YAP serves several counties in Alabama including rural areas of Marshall/Jackson/Dekalb through partnerships with local child welfare and youth justice systems. The YAP House is a satellite office open to both the Jackson and Marshall County programs. YAP Jackson County has 35 families in its child welfare program helping youth from newborn to age 18 and currently has four participants, ages 11-18 in its youth justice program. YAP Marshall County has 10 participants in its youth justice program.
“Jackson County’s Youth Advocate Programs has brought to our community an essential service that meets an underserved, yet very deserving, population,” said Jackson County Alabama Chief Juvenile Probation Officer Lauren Gattis. “These dedicated workers, each with a servant’s heart, have touched and helped families in ways that were not possible before. (American anthropologist and author) Margaret Mead said, ‘Never doubt that a small group of thoughtful, committed citizens can change the world; indeed, it’s the only thing that ever has,’ and YAP exemplifies this sentiment each day with every family they serve.”
The relationship YAP Jackson County has with the Jackson County Juvenile Court is important, as the courts refer youth to the program.
“Four out of five of our families have been impacted by substance abuse,” Benson said. “The support from the community has been so overwhelming. I knew if we ever opened a YAP House in Jackson that we would be greeted with this warm reception, and it has really been encouraging of the work we do in these counties.”
Among YAP House program participants supported by YAP Jackson County was a young woman referred to the nonprofit after inappropriate cell phone usage on social media got her into trouble. When she returned from placement, YAP staff helped to stabilize her and her family and connect them to resources while educating them about the dangers of certain online usage. Additionally, the first week YAP House was open, staff members got a referral involving a youth who had run away from home. Once the youth was found, YAP Advocates brought him to YAP House where they gave him food and a place to rest, while deescalating the situation; allowing the youth to speak with his probation officer and reunifying him with his family.
“I cannot even begin to say how many positives we’ve had since the opening of that building,” Benson said. “It’s a space for families to be able to visit with their children.

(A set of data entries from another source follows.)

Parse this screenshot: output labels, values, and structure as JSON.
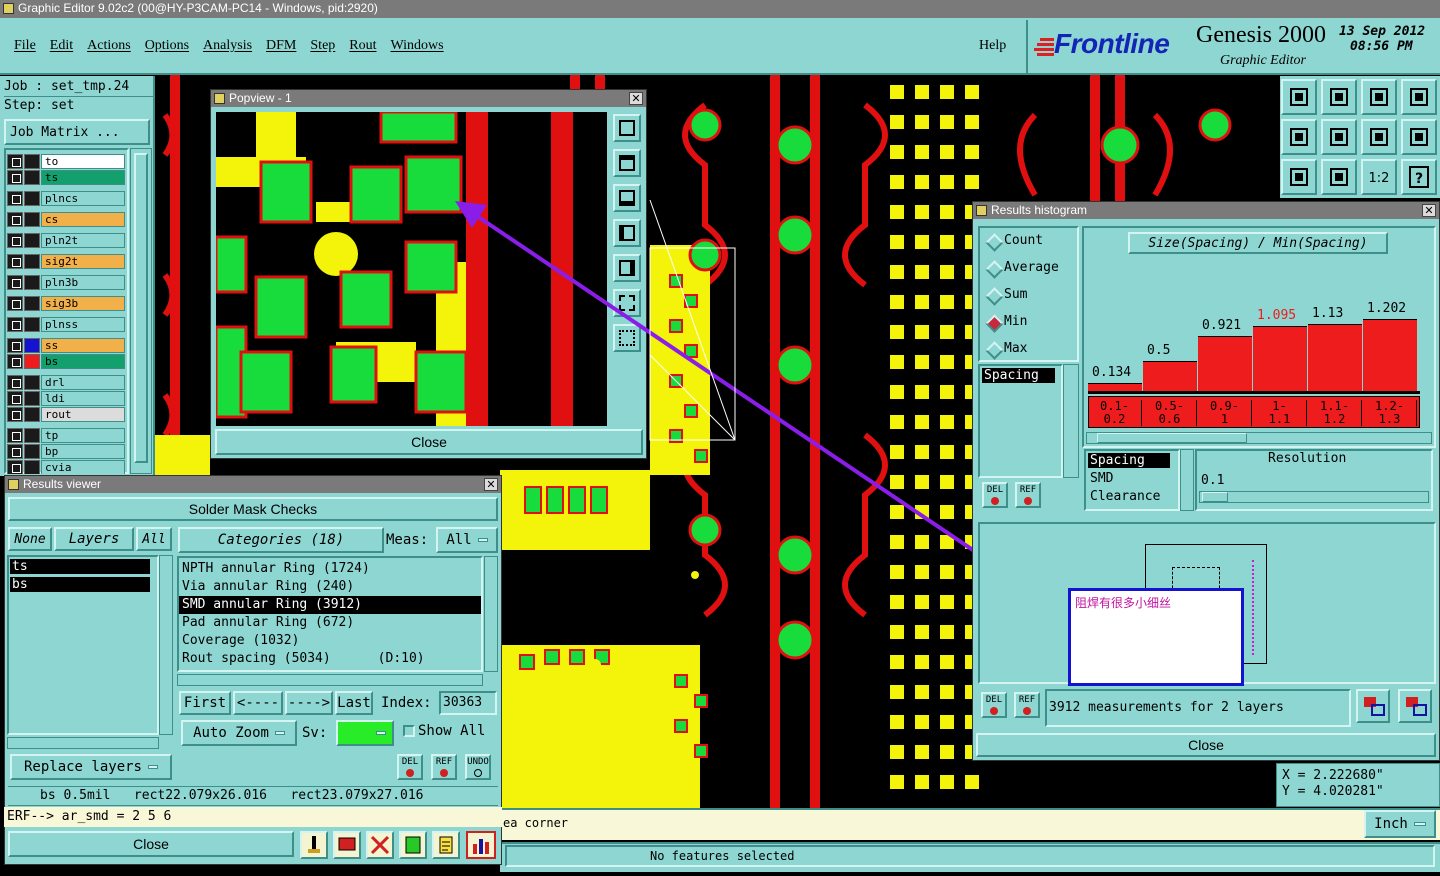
{
  "window": {
    "title": "Graphic Editor 9.02c2 (00@HY-P3CAM-PC14 - Windows, pid:2920)"
  },
  "menu": {
    "items": [
      "File",
      "Edit",
      "Actions",
      "Options",
      "Analysis",
      "DFM",
      "Step",
      "Rout",
      "Windows"
    ],
    "help": "Help"
  },
  "brand": {
    "logo": "Frontline",
    "product": "Genesis 2000",
    "subtitle": "Graphic Editor",
    "date": "13  Sep  2012",
    "time": "08:56  PM"
  },
  "job": {
    "job_label": "Job  :  set_tmp.24",
    "step_label": "Step:  set",
    "matrix_button": "Job Matrix ..."
  },
  "layers": [
    {
      "name": "to",
      "color": "#ffffff"
    },
    {
      "name": "ts",
      "color": "#14a06c"
    },
    {
      "name": "plncs",
      "color": "#8ed6d2"
    },
    {
      "name": "cs",
      "color": "#f2b04a"
    },
    {
      "name": "pln2t",
      "color": "#8ed6d2"
    },
    {
      "name": "sig2t",
      "color": "#f2b04a"
    },
    {
      "name": "pln3b",
      "color": "#8ed6d2"
    },
    {
      "name": "sig3b",
      "color": "#f2b04a"
    },
    {
      "name": "plnss",
      "color": "#8ed6d2"
    },
    {
      "name": "ss",
      "color": "#f2b04a"
    },
    {
      "name": "bs",
      "color": "#14a06c"
    },
    {
      "name": "drl",
      "color": "#8ed6d2"
    },
    {
      "name": "ldi",
      "color": "#8ed6d2"
    },
    {
      "name": "rout",
      "color": "#dcdcdc"
    },
    {
      "name": "tp",
      "color": "#8ed6d2"
    },
    {
      "name": "bp",
      "color": "#8ed6d2"
    },
    {
      "name": "cvia",
      "color": "#8ed6d2"
    }
  ],
  "popview": {
    "title": "Popview - 1",
    "close": "Close"
  },
  "histogram": {
    "title": "Results histogram",
    "modes": [
      "Count",
      "Average",
      "Sum",
      "Min",
      "Max"
    ],
    "selected_mode": "Min",
    "chart_title": "Size(Spacing) / Min(Spacing)",
    "list_left": [
      "Spacing"
    ],
    "list_right": [
      "Spacing",
      "SMD",
      "Clearance"
    ],
    "resolution_label": "Resolution",
    "resolution_value": "0.1",
    "annotation": "阻焊有很多小细丝",
    "measurements": "3912 measurements for 2 layers",
    "close": "Close"
  },
  "chart_data": {
    "type": "bar",
    "title": "Size(Spacing) / Min(Spacing)",
    "categories": [
      "0.1-\n0.2",
      "0.5-\n0.6",
      "0.9-\n1",
      "1-\n1.1",
      "1.1-\n1.2",
      "1.2-\n1.3"
    ],
    "values": [
      0.134,
      0.5,
      0.921,
      1.095,
      1.13,
      1.202
    ],
    "value_labels": [
      "0.134",
      "0.5",
      "0.921",
      "1.095",
      "1.13",
      "1.202"
    ],
    "highlight_index": 3,
    "ylim": [
      0,
      1.3
    ],
    "bar_color": "#ee1c1c"
  },
  "results": {
    "title": "Results viewer",
    "header": "Solder Mask Checks",
    "none": "None",
    "layers": "Layers",
    "all": "All",
    "categories_label": "Categories (18)",
    "meas_label": "Meas:",
    "meas_value": "All",
    "layer_list": [
      "ts",
      "bs"
    ],
    "categories": [
      "NPTH annular Ring (1724)",
      "Via annular Ring (240)",
      "SMD annular Ring (3912)",
      "Pad annular Ring (672)",
      "Coverage (1032)",
      "Rout spacing (5034)      (D:10)"
    ],
    "selected_category": 2,
    "first": "First",
    "prev": "<----",
    "next": "---->",
    "last": "Last",
    "index_label": "Index:",
    "index_value": "30363",
    "auto_zoom": "Auto Zoom",
    "sv_label": "Sv:",
    "show_all": "Show All",
    "replace_layers": "Replace layers",
    "status": "bs 0.5mil   rect22.079x26.016   rect23.079x27.016",
    "erf": "ERF--> ar_smd = 2 5 6",
    "close": "Close"
  },
  "coords": {
    "x": "X = 2.222680\"",
    "y": "Y = 4.020281\""
  },
  "bottom": {
    "prompt": "ea corner",
    "units": "Inch",
    "status": "No features selected"
  }
}
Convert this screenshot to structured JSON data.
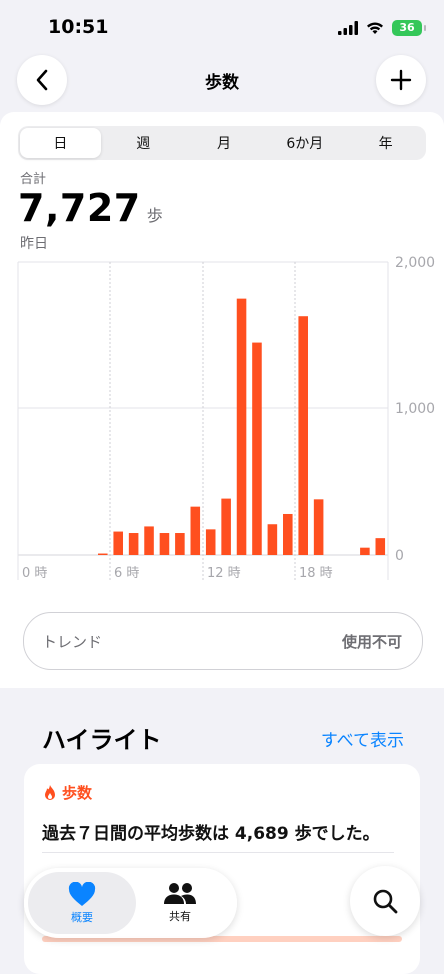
{
  "status": {
    "time": "10:51",
    "battery": "36"
  },
  "nav": {
    "title": "歩数"
  },
  "segments": [
    "日",
    "週",
    "月",
    "6か月",
    "年"
  ],
  "summary": {
    "label": "合計",
    "value": "7,727",
    "unit": "歩",
    "date": "昨日"
  },
  "chart_data": {
    "type": "bar",
    "categories": [
      "0",
      "1",
      "2",
      "3",
      "4",
      "5",
      "6",
      "7",
      "8",
      "9",
      "10",
      "11",
      "12",
      "13",
      "14",
      "15",
      "16",
      "17",
      "18",
      "19",
      "20",
      "21",
      "22",
      "23"
    ],
    "values": [
      0,
      0,
      0,
      0,
      0,
      10,
      160,
      150,
      195,
      150,
      150,
      330,
      175,
      385,
      1750,
      1450,
      210,
      280,
      1630,
      380,
      0,
      0,
      50,
      115
    ],
    "xticks": [
      "0 時",
      "6 時",
      "12 時",
      "18 時"
    ],
    "yticks": [
      "0",
      "1,000",
      "2,000"
    ],
    "ylim": [
      0,
      2000
    ],
    "color": "#ff4f1f"
  },
  "trend": {
    "label": "トレンド",
    "value": "使用不可"
  },
  "highlights": {
    "title": "ハイライト",
    "show_all": "すべて表示",
    "tag": "歩数",
    "text": "過去７日間の平均歩数は 4,689 歩でした。"
  },
  "tabbar": {
    "summary": "概要",
    "sharing": "共有"
  }
}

A lot of these families don’t have housing; housing is a huge barrier for us in these rural areas…so we’re able to provide them with that space.”
YAP House is a small refurbished mobile classroom that has three rooms and two bathrooms. The first room houses a table where staff can work on parenting and life skills curriculum; a living room is the second space where toys, board games and reading can be done. There’s also a kitchen area for families to create/eat meals together and has a computer.
“YAP House allows youth and family engagement,” said Benson, mother to five adopted children. “I think of YAP House in Jackson County as a neutral space that families can engage. We’re trying to eliminate some of the trauma of families and youth experience by being separated.”
Benson learned about YAP six years ago when she was looking for resources for one of her children. Shortly thereafter, she was hired as a YAP Advocate. Benson says she takes pride in what she does and since YAP Jackson County opened the YAP House, community leaders and other counties have taken notice.
“This program is on fire and Benson is leading the way,” YAP Alabama Regional Director Vivian Davis said.
Benson credits Davis, the six YAP Advocates in Jackson County, the three in Marshall County, Administrative Manager Brianna Wells, Program Coordinator Sarah Daugette, and Vice President of the Southeast Dr. LaVeisha Cummings for the successes of the program.
“The community sees YAP House as such a vital resource for the community,” Benson said. “Coming to YAP is one of the best moves in my entire career. It is my life’s work.”